I’ve posted a version of this article before, but I’ve updated it. So here goes. I’ve set eight of my published novels in Maine and the state is also the setting of my work in progress, a blend of romantic suspense and murder mystery to finish my Obsession series. Well, actually, romantic suspense usually involves mystery as well. But this time, my heroine is a Maine Major Crimes Unit detective, so her case is central to the plot. But I digress.
Why Maine, I asked myself. I investigated that idea of the lure of Maine on Amazon.com for books set in Maine or with Maine in the title. My search yielded 36,221 results, both fiction and nonfiction. Next a Google search of Maine authors yielded 2308 results. That lengthy list included authors who lived in the state as well as those who’d set a book in Maine.
This blog is popular because of the wonderful writers here, but another draw is, I suspect, the state of Maine itself. Or maybe the mystique and image of Maine as a setting for all kinds of fiction lures both writers and readers, but I’m thinking mostly of mystery fiction.

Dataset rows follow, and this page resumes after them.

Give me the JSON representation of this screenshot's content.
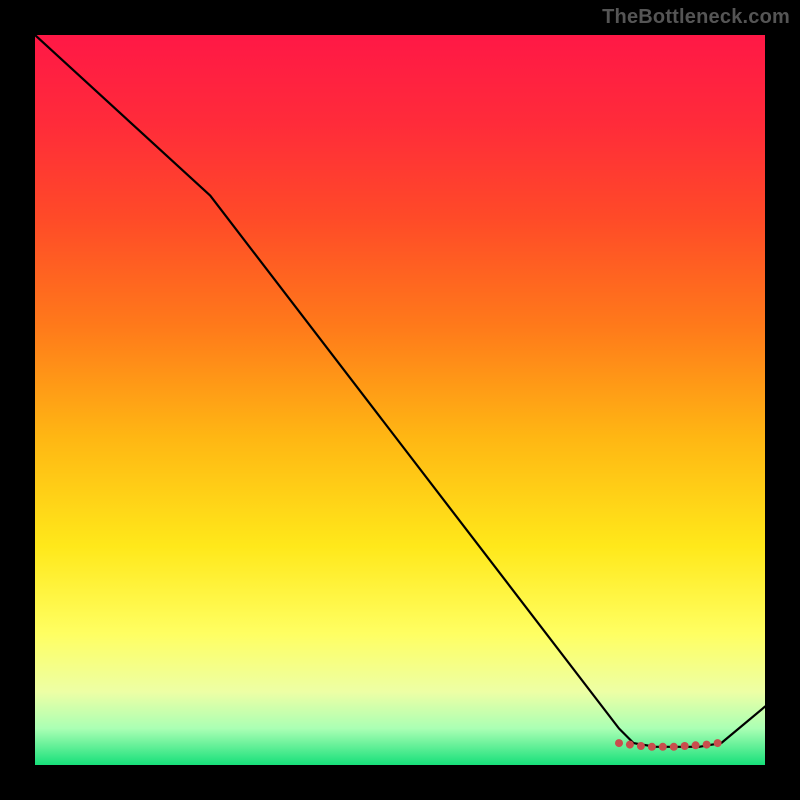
{
  "watermark": "TheBottleneck.com",
  "chart_data": {
    "type": "line",
    "title": "",
    "xlabel": "",
    "ylabel": "",
    "xlim": [
      0,
      100
    ],
    "ylim": [
      0,
      100
    ],
    "grid": false,
    "legend": false,
    "gradient_stops": [
      {
        "offset": 0.0,
        "color": "#ff1846"
      },
      {
        "offset": 0.12,
        "color": "#ff2b3a"
      },
      {
        "offset": 0.25,
        "color": "#ff4a28"
      },
      {
        "offset": 0.4,
        "color": "#ff7a1a"
      },
      {
        "offset": 0.55,
        "color": "#ffb613"
      },
      {
        "offset": 0.7,
        "color": "#ffe81a"
      },
      {
        "offset": 0.82,
        "color": "#ffff62"
      },
      {
        "offset": 0.9,
        "color": "#edffa5"
      },
      {
        "offset": 0.95,
        "color": "#aaffb4"
      },
      {
        "offset": 1.0,
        "color": "#17e07a"
      }
    ],
    "series": [
      {
        "name": "trace",
        "x": [
          0,
          24,
          80,
          82,
          85,
          88,
          91,
          94,
          100
        ],
        "y": [
          100,
          78,
          5,
          3,
          2.5,
          2.5,
          2.5,
          3,
          8
        ]
      }
    ],
    "markers": {
      "name": "bottom-cluster",
      "color": "#c94d4d",
      "x": [
        80,
        81.5,
        83,
        84.5,
        86,
        87.5,
        89,
        90.5,
        92,
        93.5
      ],
      "y": [
        3,
        2.8,
        2.6,
        2.5,
        2.5,
        2.5,
        2.6,
        2.7,
        2.8,
        3
      ]
    }
  }
}
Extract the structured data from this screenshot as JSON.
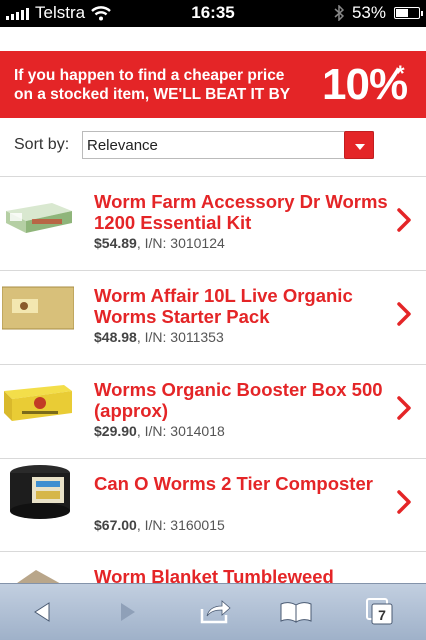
{
  "status": {
    "carrier": "Telstra",
    "time": "16:35",
    "battery": "53%",
    "battery_level": 0.53
  },
  "promo": {
    "line1": "If you happen to find a cheaper price",
    "line2": "on a stocked item, WE'LL BEAT IT BY",
    "percent": "10%",
    "mark": "*"
  },
  "sort": {
    "label": "Sort by:",
    "value": "Relevance"
  },
  "products": [
    {
      "title": "Worm Farm Accessory Dr Worms 1200 Essential Kit",
      "price": "$54.89",
      "sep": ", I/N: ",
      "item_number": "3010124"
    },
    {
      "title": "Worm Affair 10L Live Organic Worms Starter Pack",
      "price": "$48.98",
      "sep": ", I/N: ",
      "item_number": "3011353"
    },
    {
      "title": "Worms Organic Booster Box 500 (approx)",
      "price": "$29.90",
      "sep": ", I/N: ",
      "item_number": "3014018"
    },
    {
      "title": "Can O Worms 2 Tier Composter",
      "price": "$67.00",
      "sep": ", I/N: ",
      "item_number": "3160015"
    },
    {
      "title": "Worm Blanket Tumbleweed"
    }
  ],
  "toolbar": {
    "tabs_count": "7"
  },
  "colors": {
    "accent": "#e42527",
    "toolbar": "#b0c0d6"
  }
}
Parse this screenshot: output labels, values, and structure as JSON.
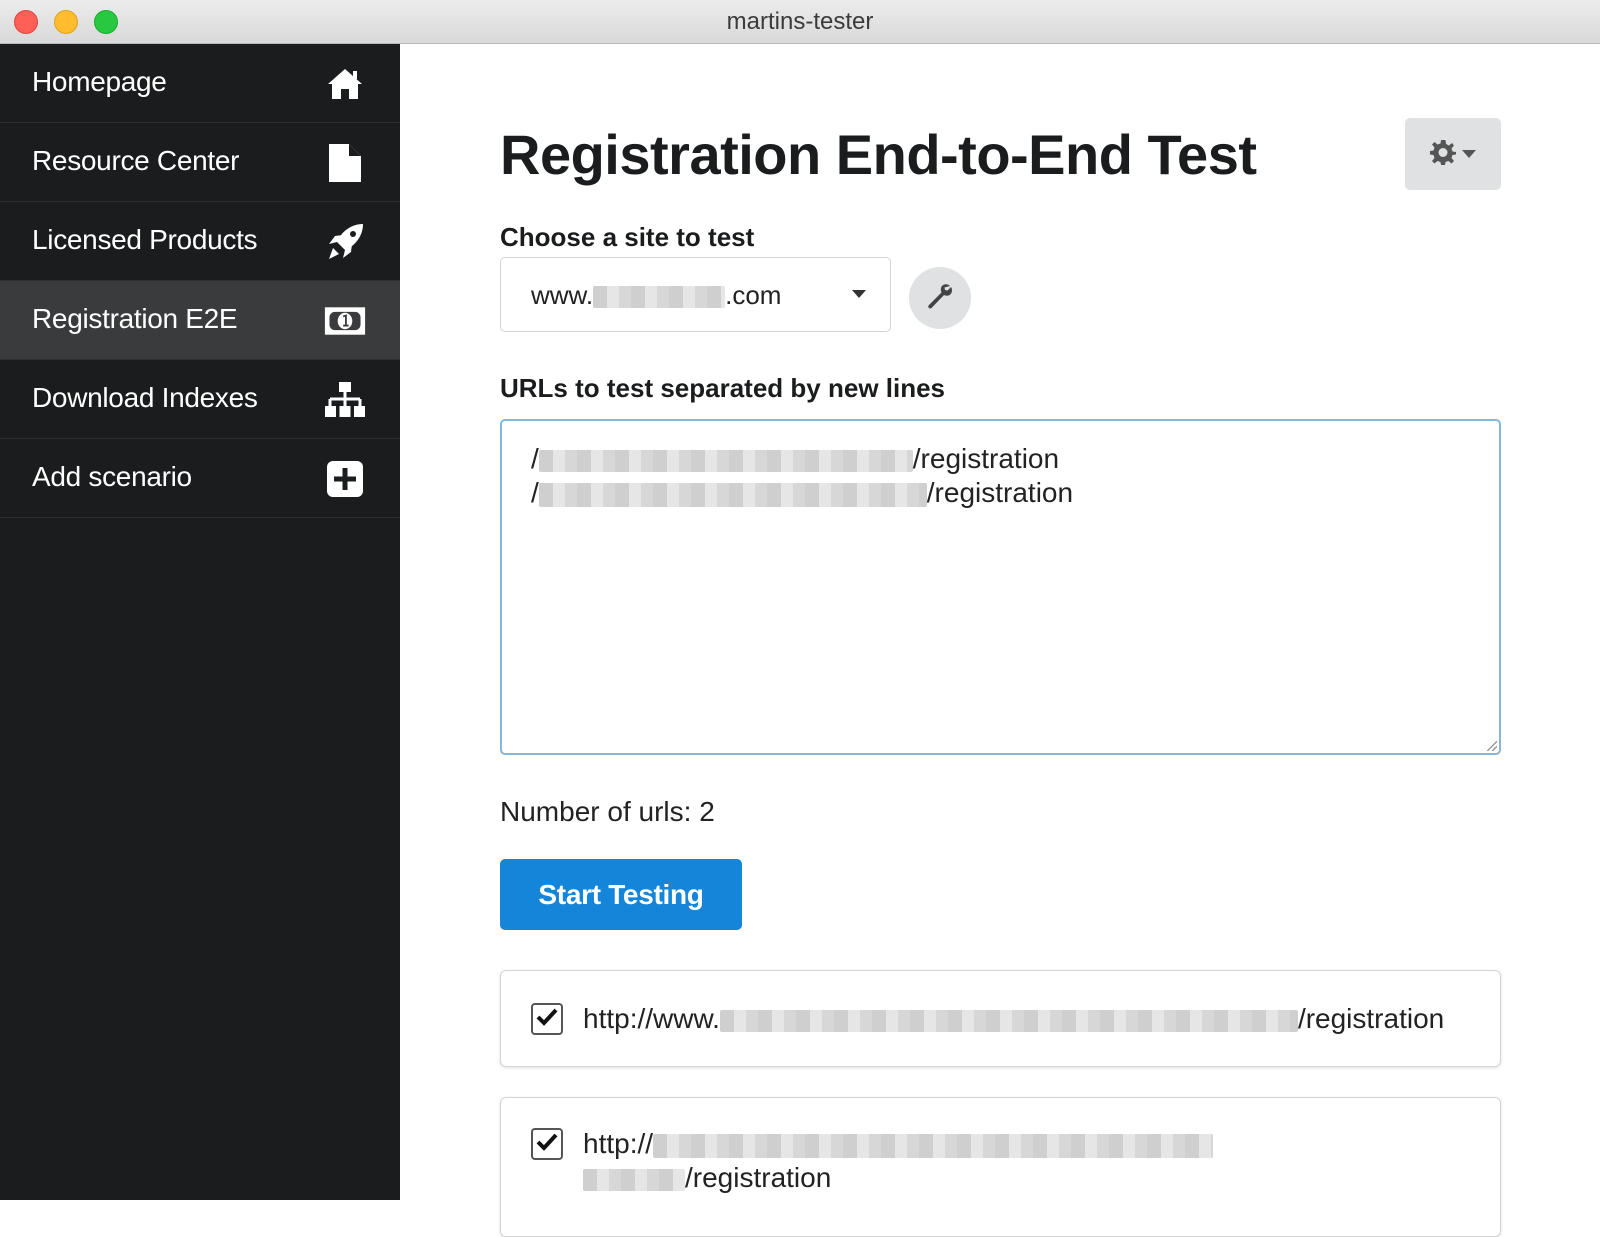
{
  "window": {
    "title": "martins-tester"
  },
  "sidebar": {
    "items": [
      {
        "label": "Homepage",
        "icon": "home-icon"
      },
      {
        "label": "Resource Center",
        "icon": "file-icon"
      },
      {
        "label": "Licensed Products",
        "icon": "rocket-icon"
      },
      {
        "label": "Registration E2E",
        "icon": "money-icon",
        "active": true
      },
      {
        "label": "Download Indexes",
        "icon": "sitemap-icon"
      },
      {
        "label": "Add scenario",
        "icon": "plus-square-icon"
      }
    ]
  },
  "main": {
    "title": "Registration End-to-End Test",
    "settings_icon": "gear-icon",
    "site_label": "Choose a site to test",
    "site_value_prefix": "www.",
    "site_value_suffix": ".com",
    "urls_label": "URLs to test separated by new lines",
    "url_lines": [
      {
        "prefix": "/",
        "suffix": "/registration"
      },
      {
        "prefix": "/",
        "suffix": "/registration"
      }
    ],
    "count_label": "Number of urls:",
    "count_value": "2",
    "start_button": "Start Testing",
    "results": [
      {
        "prefix": "http://www.",
        "suffix": "/registration",
        "checked": true
      },
      {
        "prefix": "http://",
        "suffix": "/registration",
        "checked": true
      }
    ]
  },
  "colors": {
    "sidebar_bg": "#1b1c1d",
    "sidebar_active": "#3a3b3c",
    "primary": "#1485d8",
    "textarea_focus": "#85b7d9"
  }
}
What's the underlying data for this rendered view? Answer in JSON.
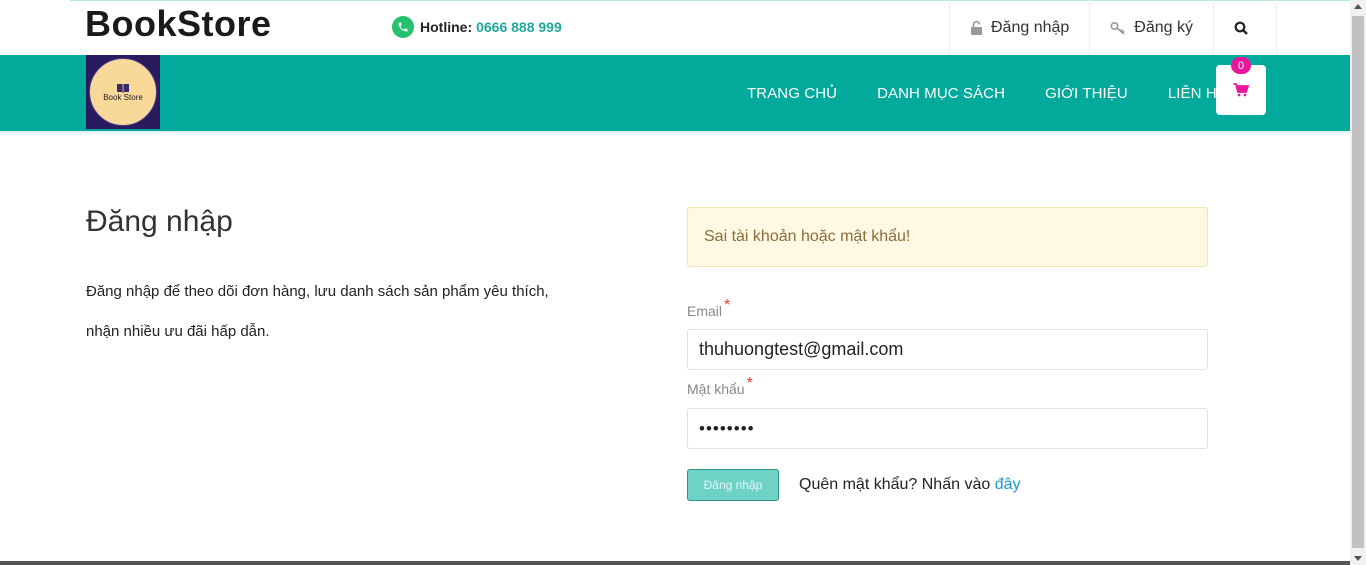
{
  "header": {
    "brand": "BookStore",
    "hotline_label": "Hotline:",
    "hotline_number": "0666 888 999",
    "login_label": "Đăng nhập",
    "register_label": "Đăng ký",
    "search_icon": "search-icon"
  },
  "navbar": {
    "logo_text": "Book Store",
    "items": [
      {
        "label": "TRANG CHỦ"
      },
      {
        "label": "DANH MỤC SÁCH"
      },
      {
        "label": "GIỚI THIỆU"
      },
      {
        "label": "LIÊN HỆ"
      }
    ],
    "cart_count": "0"
  },
  "intro": {
    "title": "Đăng nhập",
    "line1": "Đăng nhập để theo dõi đơn hàng, lưu danh sách sản phẩm yêu thích,",
    "line2": "nhận nhiều ưu đãi hấp dẫn."
  },
  "form": {
    "alert": "Sai tài khoản hoặc mật khẩu!",
    "email_label": "Email",
    "email_value": "thuhuongtest@gmail.com",
    "password_label": "Mật khẩu",
    "password_value": "••••••••",
    "required_mark": "*",
    "submit_label": "Đăng nhập",
    "forgot_text": "Quên mật khẩu? Nhấn vào",
    "forgot_link": "đây"
  },
  "colors": {
    "primary": "#03a99b",
    "cart_badge": "#e8179b",
    "link": "#1e98d4",
    "alert_bg": "#fff8e2"
  }
}
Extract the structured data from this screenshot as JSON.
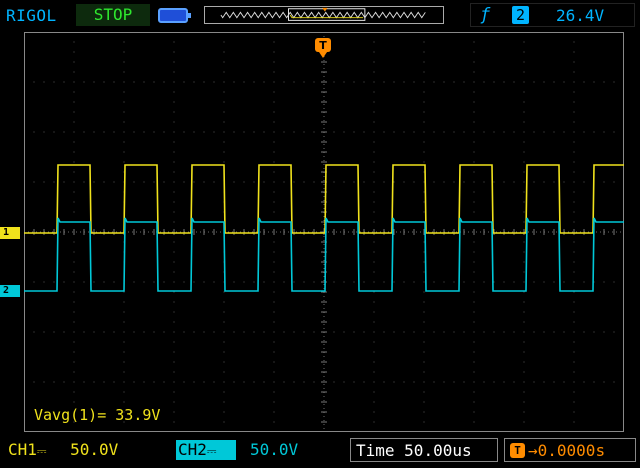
{
  "header": {
    "brand": "RIGOL",
    "run_state": "STOP",
    "trigger_source": "2",
    "trigger_level": "26.4V"
  },
  "channels": {
    "ch1": {
      "label": "CH1",
      "scale": "50.0V",
      "marker": "1",
      "color": "#f0e21c"
    },
    "ch2": {
      "label": "CH2",
      "scale": "50.0V",
      "marker": "2",
      "color": "#00c8d8"
    }
  },
  "timebase": {
    "label": "Time",
    "scale": "50.00us"
  },
  "trigger_offset": "0.0000s",
  "measurement": "Vavg(1)= 33.9V",
  "trigger_marker": "T",
  "colors": {
    "brand": "#00b4ff",
    "stop": "#2ee82e",
    "trigger": "#ff8c00",
    "grid": "#5a5a5a"
  },
  "icons": [
    "battery-icon",
    "trigger-edge-icon",
    "trigger-position-icon",
    "dc-coupling-icon"
  ]
}
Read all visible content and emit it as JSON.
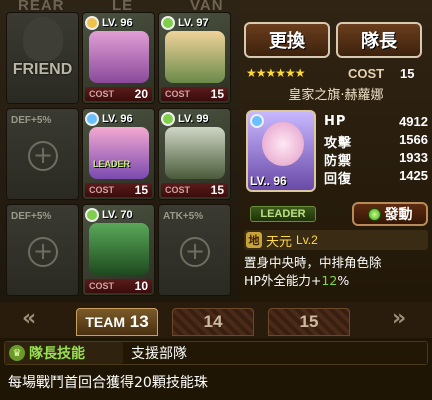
{
  "board": {
    "header_left": "REAR",
    "header_mid": "LE",
    "header_right": "VAN",
    "slots": [
      {
        "kind": "friend",
        "label": "FRIEND"
      },
      {
        "kind": "card",
        "lv": "LV. 96",
        "cost_label": "COST",
        "cost": "20",
        "attr_color": "#f0c24a",
        "face": "#c06bb0"
      },
      {
        "kind": "card",
        "lv": "LV. 97",
        "cost_label": "COST",
        "cost": "15",
        "attr_color": "#7fcf4a",
        "face": "#d9b36a"
      },
      {
        "kind": "empty",
        "bonus": "DEF+5%"
      },
      {
        "kind": "card",
        "lv": "LV. 96",
        "cost_label": "COST",
        "cost": "15",
        "attr_color": "#6abfff",
        "face": "#e07bb6",
        "tag": "LEADER"
      },
      {
        "kind": "card",
        "lv": "LV. 99",
        "cost_label": "COST",
        "cost": "15",
        "attr_color": "#7fcf4a",
        "face": "#6a8a5a"
      },
      {
        "kind": "empty",
        "bonus": "DEF+5%"
      },
      {
        "kind": "card",
        "lv": "LV. 70",
        "cost_label": "COST",
        "cost": "10",
        "attr_color": "#7fcf4a",
        "face": "#3e7a3a"
      },
      {
        "kind": "empty",
        "bonus": "ATK+5%"
      }
    ]
  },
  "panel": {
    "swap_button": "更換",
    "leader_button": "隊長",
    "stars": "★★★★★★",
    "cost_label": "COST",
    "cost_value": "15",
    "card_name": "皇家之旗·赫蘿娜",
    "portrait_lv": "LV.. 96",
    "stats": [
      {
        "key": "HP",
        "value": "4912"
      },
      {
        "key": "攻擊",
        "value": "1566"
      },
      {
        "key": "防禦",
        "value": "1933"
      },
      {
        "key": "回復",
        "value": "1425"
      }
    ],
    "leader_badge": "LEADER",
    "activate_button": "發動",
    "element_icon": "地",
    "skill_name": "天元",
    "skill_lv": "Lv.2",
    "skill_desc_1": "置身中央時，中排角色除",
    "skill_desc_2a": "HP外全能力+",
    "skill_desc_2b": "12",
    "skill_desc_2c": "%",
    "accent_green": "#7fd44a"
  },
  "tabs": {
    "items": [
      {
        "label": "TEAM",
        "num": "13",
        "active": true
      },
      {
        "label": "14",
        "active": false
      },
      {
        "label": "15",
        "active": false
      }
    ]
  },
  "bottom": {
    "leader_skill_label": "隊長技能",
    "leader_skill_name": "支援部隊",
    "leader_skill_desc": "每場戰鬥首回合獲得20顆技能珠"
  }
}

Maine has more than a bit of twisted history. For instance, the state’s rugged coastline of peninsulas and hidden indents provided harbors for rum smugglers during Prohibition. Even today, rural peninsulas and small fishing villages are sites for secrets. More than one kind of mischief and mayhem occurs in out-of-the-way coves and harbors. The quiet and isolation of the coast are fuel for the writer’s imagination. Mine included. My Task Force Eagle series involves stopping drugs and weapons smuggling along the Maine coast. Yes, it’s the same lighthouse.
Maine offers more isolation on land, in huge swaths of forested land that’s largely unpopulated. All kinds of mischief and secrets can take place undetected. Headlines in the local news reinforce this notion every day. A man disappears while snowmobiling. His sled is found, wrecked, but there’s no sign of him. A young woman disappears never to be found, or her bones are spotted ten years later when a lumber company is cutting trees. Many Maine authors have taken advantage of this isolation to create moody and suspenseful stories.
People in remote spots live a simpler way of life, independent, and in many ways disconnected from the modern world. Imagine an isolated lake cabin, where people are trapped together because the only way in or out is by boat, and someone has stolen the boat. Someone is stalking… Well, I’ll leave the rest to your imagination.
Then there are the wonderful old houses. And I don’t mean purposefully spooky like Stephen King’s turreted house with bats on the gate and a carved tree trunk. Old houses mean deep family roots with secrets and scandals—including hidden spaces or diaries secreted beneath floorboards or behind fireplaces. Small towns are where people have long memories and hold grudges. Old Colonial and Victorian houses make romantic and evocative settings.
If others have ideas of why people like to read and write about Maine, I’d love to see them.
The Kindle version of DARK MEMORIES, the first book in my DARK Files series, is on sale now through the end of April for only 99 cents. DARK MEMORIES is one of those eight taking place in Maine. The story is set at an old resort somewhere near Camden. Here’s a short description: After museum curator Laura Rossiter witnesses a murder, she runs for her life, finally landing in a Maine resort where she feels safe. Until bad-boy Cole Stratton rides his Harley back into her life… Now a DARK officer, Cole has a mission: protect Laura, the golden girl he’s never forgotten, and flush out a killer. As the danger increases, so does the tension between the ex-lovers. You can find it here: http://getBook.at/DarkMemories
Well said. Maine begs to be written about.
Thanks, John. Yes, so many possibilities.
Pingback: WHY MAINE? | Maine Crime Writers – Maine Reportings